Despite there being three sweet jumps along the off-road course, the only thing I was not allowed to do was jump the concept UTV. If the Rugged Open Air Vehicle were ever to hit production, I'm sure, at that point, Honda would let me jump it. With that clearance, I would happily oblige… many, many times.
For my two final laps, I press a big, red button to the left of the steering wheel labeled "ROAV Mode." Sand Mode was plenty of fun for my first couple of laps, but ROAV Mode gives me the giggles. Suddenly, the Rugged Open Air Vehicle feels like it's rear-wheel drive. Throughout the course, I'm even able to hold onto a couple of drifts.
It's funny to think this concept is built off a nose-heavy, transverse-engine, front/all-wheel drive platform. With ROAV Mode engaged, the Rugged Open Air Vehicle is just about as tail-happy and rotates as easily as any other production UTV I've tested.
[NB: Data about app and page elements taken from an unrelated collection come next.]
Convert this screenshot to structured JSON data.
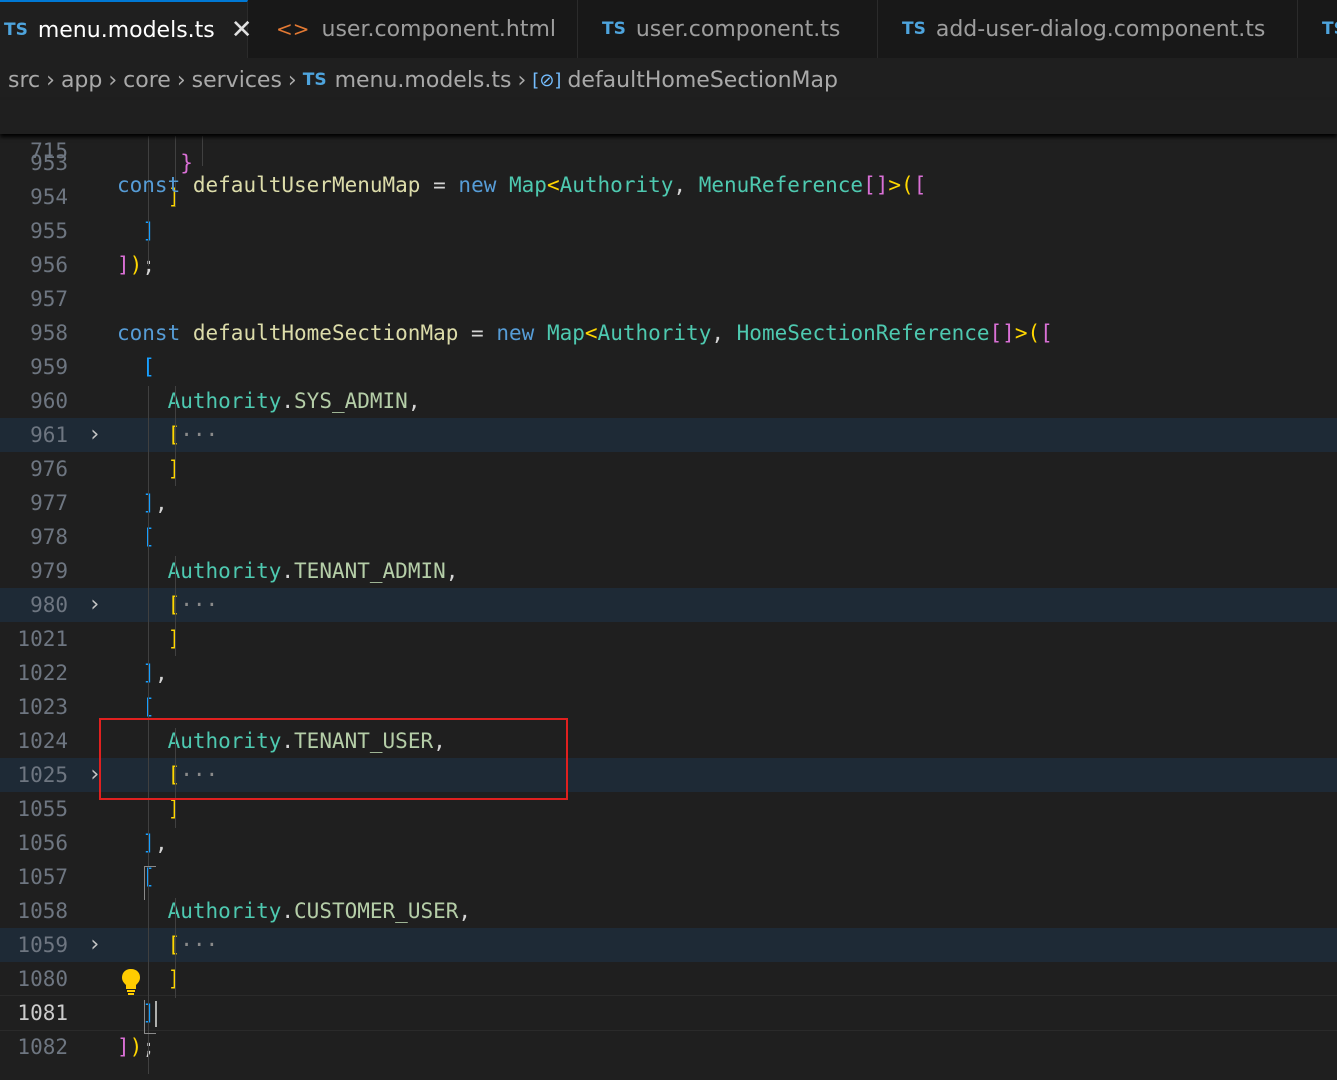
{
  "tabs": [
    {
      "lang": "TS",
      "label": "menu.models.ts",
      "close": "✕"
    },
    {
      "lang": "<>",
      "label": "user.component.html"
    },
    {
      "lang": "TS",
      "label": "user.component.ts"
    },
    {
      "lang": "TS",
      "label": "add-user-dialog.component.ts"
    },
    {
      "lang": "TS",
      "label": ""
    }
  ],
  "breadcrumb": {
    "p1": "src",
    "p2": "app",
    "p3": "core",
    "p4": "services",
    "file_lang": "TS",
    "file": "menu.models.ts",
    "symbol_icon": "[⊘]",
    "symbol": "defaultHomeSectionMap"
  },
  "sticky": {
    "line": "715",
    "kw": "const",
    "name": "defaultUserMenuMap",
    "eq": "=",
    "new": "new",
    "map": "Map",
    "t1": "Authority",
    "comma": ",",
    "t2": "MenuReference"
  },
  "lines": {
    "l953": "953",
    "l954": "954",
    "l955": "955",
    "l956": "956",
    "l957": "957",
    "l958": "958",
    "l959": "959",
    "l960": "960",
    "l961": "961",
    "l976": "976",
    "l977": "977",
    "l978": "978",
    "l979": "979",
    "l980": "980",
    "l1021": "1021",
    "l1022": "1022",
    "l1023": "1023",
    "l1024": "1024",
    "l1025": "1025",
    "l1055": "1055",
    "l1056": "1056",
    "l1057": "1057",
    "l1058": "1058",
    "l1059": "1059",
    "l1080": "1080",
    "l1081": "1081",
    "l1082": "1082"
  },
  "code": {
    "const": "const",
    "home_map": "defaultHomeSectionMap",
    "eq": "=",
    "new": "new",
    "map": "Map",
    "authority": "Authority",
    "home_ref": "HomeSectionReference",
    "sys_admin": "SYS_ADMIN",
    "tenant_admin": "TENANT_ADMIN",
    "tenant_user": "TENANT_USER",
    "customer_user": "CUSTOMER_USER",
    "ellipsis": "···"
  },
  "icons": {
    "chevron": "chevron-right-icon",
    "bulb": "lightbulb-icon",
    "close": "close-icon",
    "ts": "typescript-file-icon",
    "html": "html-file-icon"
  },
  "colors": {
    "annotation": "#e0201f",
    "keyword": "#569cd6",
    "identifier": "#dcdcaa",
    "type": "#4ec9b0",
    "property": "#b5cea8"
  }
}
But because of the concept UTV's 125.2-inch wheelbase, the Rugged Open Air Vehicle feels more forgiving… perhaps more than any other side-by-side I've driven. With typical UTVs, you have to be much more on edge with the controls because smaller dimensions make everything happen more quickly. As well, you have to be quicker to countersteer and swifter in your course corrections.
But with the Rugged Open Air Vehicle, you're afforded more reaction time, so you can have just as much tail-out fun, but be more relaxed within that enjoyment. On top of that, because the concept uses so many off-the-shelf parts, the Rugged Open Air Vehicle doesn't feel like a concept at all. It actually feels a few executive signatures away from production.
Having grown up in a world of off-road toys, I know firsthand that powersports culture is marked by one-upmanship. If Honda were to build something like the Rugged Open Air Vehicle, the company would instantly have the largest and baddest UTV on the market. It may sound crazy, but I actually think there are many potential buyers who would love the bragging rights they'd have with the Rugged Open Air Vehicle. They'd also be eminently pleased with its performance.
Even as a concept, the Rugged Open Air Vehicle is already one of my favorite UTVs ever, and if it were to go on sale, it would be a game-changer and the talk of off-road haunts everywhere. If the side-by-side never makes it to production, though, I'd still love to see ROAV Mode show up on the Ridgeline, Passport, Pilot and Acura MDX. These SUVs are already nice to drive, but they'd be pretty damn addictive in the dirt with an extra helping of power and torque sent to the rear wheels.